------ SUPPLIED INFORMATION

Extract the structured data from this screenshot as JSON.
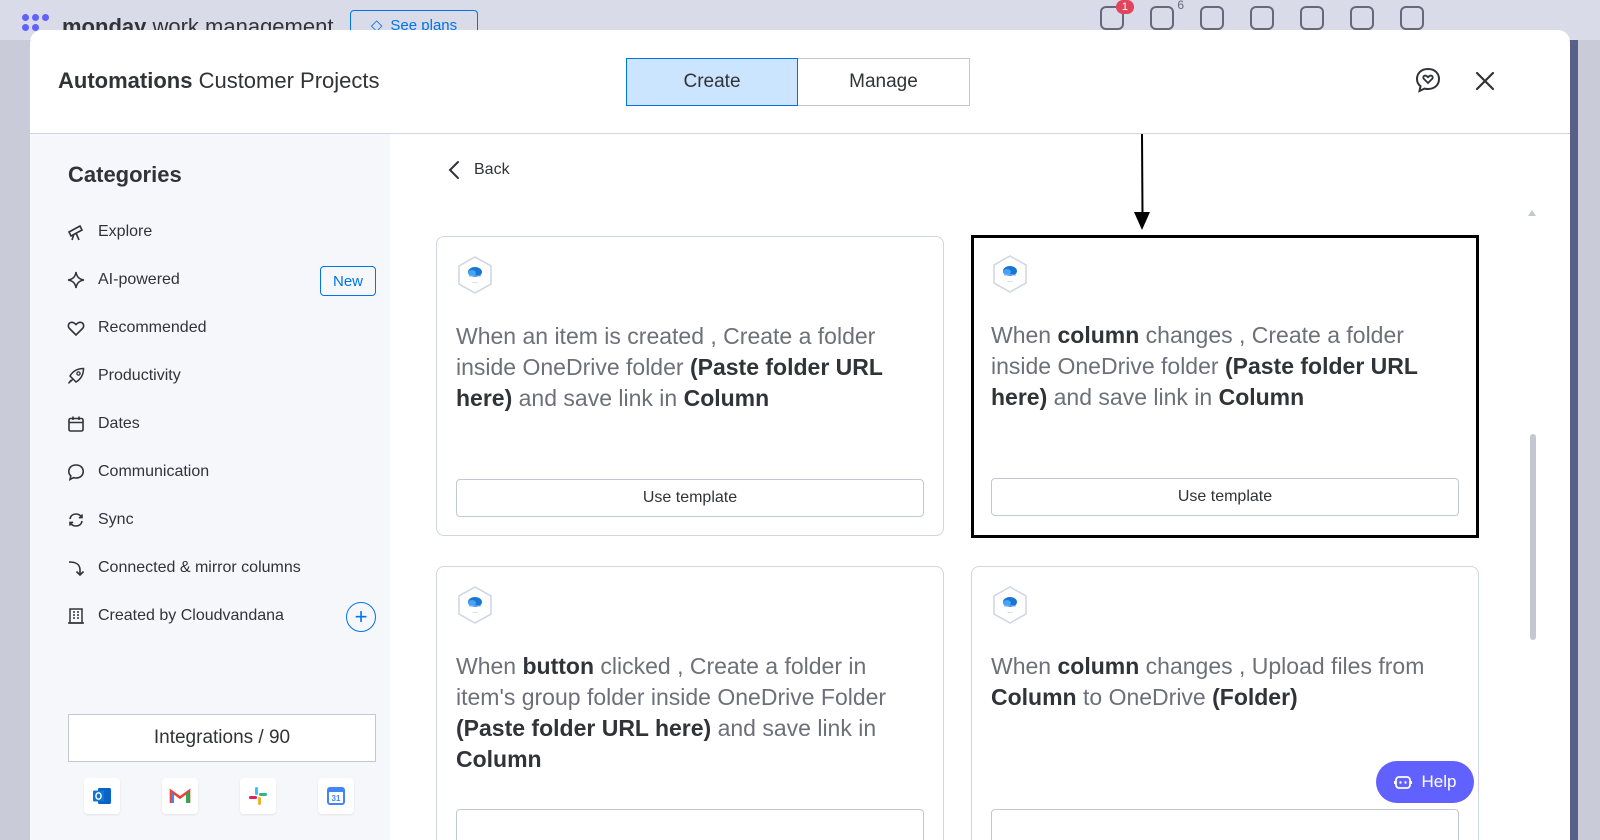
{
  "background": {
    "brand_bold": "monday",
    "brand_light": " work management",
    "see_plans": "See plans",
    "notif_badge": "1",
    "inbox_count": "6"
  },
  "header": {
    "title_bold": "Automations",
    "title_board": " Customer Projects",
    "tabs": [
      {
        "label": "Create",
        "active": true
      },
      {
        "label": "Manage",
        "active": false
      }
    ]
  },
  "sidebar": {
    "title": "Categories",
    "items": [
      {
        "label": "Explore",
        "icon": "telescope-icon"
      },
      {
        "label": "AI-powered",
        "icon": "sparkle-icon",
        "badge": "New"
      },
      {
        "label": "Recommended",
        "icon": "heart-icon"
      },
      {
        "label": "Productivity",
        "icon": "rocket-icon"
      },
      {
        "label": "Dates",
        "icon": "calendar-icon"
      },
      {
        "label": "Communication",
        "icon": "chat-bubble-icon"
      },
      {
        "label": "Sync",
        "icon": "sync-icon"
      },
      {
        "label": "Connected & mirror columns",
        "icon": "connect-arrow-icon"
      },
      {
        "label": "Created by Cloudvandana",
        "icon": "building-icon"
      }
    ],
    "integrations_label": "Integrations / 90",
    "integration_icons": [
      "outlook-icon",
      "gmail-icon",
      "slack-icon",
      "google-calendar-icon"
    ]
  },
  "main": {
    "back_label": "Back",
    "use_template_label": "Use template",
    "cards": [
      {
        "parts": [
          {
            "t": "When an item is created , Create a folder inside OneDrive folder ",
            "b": false
          },
          {
            "t": "(Paste folder URL here)",
            "b": true
          },
          {
            "t": " and save link in ",
            "b": false
          },
          {
            "t": "Column",
            "b": true
          }
        ]
      },
      {
        "parts": [
          {
            "t": "When ",
            "b": false
          },
          {
            "t": "column",
            "b": true
          },
          {
            "t": " changes , Create a folder inside OneDrive folder ",
            "b": false
          },
          {
            "t": "(Paste folder URL here)",
            "b": true
          },
          {
            "t": " and save link in ",
            "b": false
          },
          {
            "t": "Column",
            "b": true
          }
        ]
      },
      {
        "parts": [
          {
            "t": "When ",
            "b": false
          },
          {
            "t": "button",
            "b": true
          },
          {
            "t": " clicked , Create a folder in item's group folder inside OneDrive Folder ",
            "b": false
          },
          {
            "t": "(Paste folder URL here)",
            "b": true
          },
          {
            "t": " and save link in ",
            "b": false
          },
          {
            "t": "Column",
            "b": true
          }
        ]
      },
      {
        "parts": [
          {
            "t": "When ",
            "b": false
          },
          {
            "t": "column",
            "b": true
          },
          {
            "t": " changes , Upload files from ",
            "b": false
          },
          {
            "t": "Column",
            "b": true
          },
          {
            "t": " to OneDrive ",
            "b": false
          },
          {
            "t": "(Folder)",
            "b": true
          }
        ]
      }
    ]
  },
  "help_label": "Help",
  "colors": {
    "primary": "#0073ea",
    "tab_active_bg": "#cce5ff",
    "help_bg": "#6161ff",
    "highlight_border": "#000000"
  }
}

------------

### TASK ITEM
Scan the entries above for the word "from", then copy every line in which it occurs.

### SOLUTION TO THIS EXERCISE
Extract the structured data from this screenshot as JSON.
            "t": " changes , Upload files from ",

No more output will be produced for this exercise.